The first Kleist Museum in Frankfurt (Oder) was set up at the suggestion of the Kleist Society in 1922-1923 on the ground floor of Heinrich von Kleist's birthplace, which is no longer preserved. The Kleist Museum is dedicated to the life and work of the poet Heinrich von Kleist (1777–1811), who was born in Frankfurt (Oder).
The building of today's Kleist Museum, planned in 1777 on the initiative of Prince Leopold of Braunschweig-Wolfenbüttel (1752 - 1785) as a garrison school and erected by the Frankfurt building inspector Friedrich Martin Knoblauch (1714 - 1791) at a cost of 3000 thalers, was opened on January 26 opened in 1778. Stylistically, the house with the low base and the wall templates (colossal pilasters) extending over two floors can be assigned to the last period of the late Baroque, the so-called Zopfstil. In the former free school, the children of the soldiers stationed in the city were taught according to the example of the country school set up by the philanthropist Eberhard von Rochow in Reckahn. In the 1920s the school closed.
The Kleist Museum was established in 1969 in the building of the former garrison school. In the now opened, modern, light-flooded and spacious museum extension, which was placed next to the beautiful baroque individual monument, the more than 34,000 units in the library and the collections - currently the most extensive documentation on Heinrich von Kleist and his literary-historical environment - are now finally being preserved Adequate storage and significantly improved presentation options available. The museum continues to be committed to the legacy of the poets Ewald Christian and Franz Alexander von Kleist as well as Caroline and Friedrich de la Motte Fouqué. The Kleist Museum is listed in the Federal Government's Blue Book as a cultural memorial site of national importance.
Since January 1, 2019, the house has been run as the Kleist Museum Foundation.

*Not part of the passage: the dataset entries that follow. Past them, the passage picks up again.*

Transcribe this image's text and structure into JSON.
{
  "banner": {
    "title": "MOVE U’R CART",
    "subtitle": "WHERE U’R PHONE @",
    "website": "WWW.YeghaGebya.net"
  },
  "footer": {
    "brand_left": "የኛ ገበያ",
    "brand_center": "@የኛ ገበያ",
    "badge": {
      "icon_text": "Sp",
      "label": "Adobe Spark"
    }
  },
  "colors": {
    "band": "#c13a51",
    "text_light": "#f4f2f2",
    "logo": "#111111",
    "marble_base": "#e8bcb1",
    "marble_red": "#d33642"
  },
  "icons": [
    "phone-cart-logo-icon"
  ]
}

In the garden of the museum there are sculptures that bear witness to the engagement of important sculptors such as Wieland Förster or Werner Stötzer with the work of Heinrich von Kleist. In addition to a copy of Heinrich von Kleist's gravestone - the original is in the Stiftung Stadtmuseum Berlin - a replica of the grave cross (around 1977) of Ulrike von Kleist (1774 - 1849) and the gravestone of Christian Ernst Martini (1762 - 1833) were found in the garden lineup.